Initially there were assumptions and assurances, and there were programs in place to make sure things were done right. Things were being done in a new way, new results were being generated, and they were breaking new ground. Some questions arose, the spokesfolks gave assurances, the public accepted them, and everybody moved forward. The naysayers were nattering nabobs.
Then there were more problems. Things were not as the experts promised. Things were not right. Schedules and records were changed. A complete review was called for, to ensure program integrity.
Some critics questioned: how can the organization investigate itself? It's a variation of the financial world's TB2F (Too Big To Fail). How does an organization police itself, investigate itself, review itself? Can an organization possibly do that?
And here's where the post goes down two different paths.
Organized crime Professional bicycling The UCI, the Tour de France, and the Olympics have implemented reviews that they have designed, funded, and staffed and that will answer only to them. Critics say, no meaningful review can come from organizations reviewing themselves. They may be right.

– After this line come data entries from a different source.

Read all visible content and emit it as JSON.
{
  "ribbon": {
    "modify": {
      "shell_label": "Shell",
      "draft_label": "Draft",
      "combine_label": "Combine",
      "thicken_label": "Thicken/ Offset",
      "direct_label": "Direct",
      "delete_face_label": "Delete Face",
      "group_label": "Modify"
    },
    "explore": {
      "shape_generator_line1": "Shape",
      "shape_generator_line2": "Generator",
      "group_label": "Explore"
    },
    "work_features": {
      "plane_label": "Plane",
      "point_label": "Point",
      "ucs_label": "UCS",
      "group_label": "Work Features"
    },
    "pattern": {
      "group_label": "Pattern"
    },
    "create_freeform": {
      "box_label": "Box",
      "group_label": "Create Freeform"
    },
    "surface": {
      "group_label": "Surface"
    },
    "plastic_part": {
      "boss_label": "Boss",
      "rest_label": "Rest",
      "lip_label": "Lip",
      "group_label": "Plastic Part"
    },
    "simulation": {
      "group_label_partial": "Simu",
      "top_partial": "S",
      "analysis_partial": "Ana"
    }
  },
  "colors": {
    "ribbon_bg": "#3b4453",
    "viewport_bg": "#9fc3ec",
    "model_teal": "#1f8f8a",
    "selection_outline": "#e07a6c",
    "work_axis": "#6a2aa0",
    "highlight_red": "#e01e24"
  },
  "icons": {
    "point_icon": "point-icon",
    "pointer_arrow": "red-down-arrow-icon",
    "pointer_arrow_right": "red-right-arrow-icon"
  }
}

Path B. Boeing's 787 Dreamliner FAA have grounded the B787 for a complete program review - which was a great call, and if it's just the batteries it'll be fixed and forgotten in a year. Unfortunately, there aren't a lot of people with the competence to complete this program review outside of Boeing and Airbus.
The 787 is a completely new kind of project; there just aren't any experts without a conflict of interest. Here's an interesting read, which also mentions that Boeing is in a union dispute with their technical experts.
It's a damn sticky problem. How can you build a truly new thing and introduce it into public use without using the public as test dummies for the first twenty years? How can public trust be established and earned, in an atmosphere where so many apparently trustworthy participants (Armstrong, Madoff, Milken, etc) are cheating?
And if the critic's argument in Path A is correct - that no organization can be expected to review and police itself - what does that mean in the 787 situation, when the only competent people are internal or competitors?
Some may recall a similar situation with the 737 rudders. There's very little new under the sun. In the face of all that, I really admire the FAA decision to ground the 787s. Let me go further and say: I admire the Obama Admnistration's decision to ground the 787's. I'm just not sure how they're possibly going to decide to release them.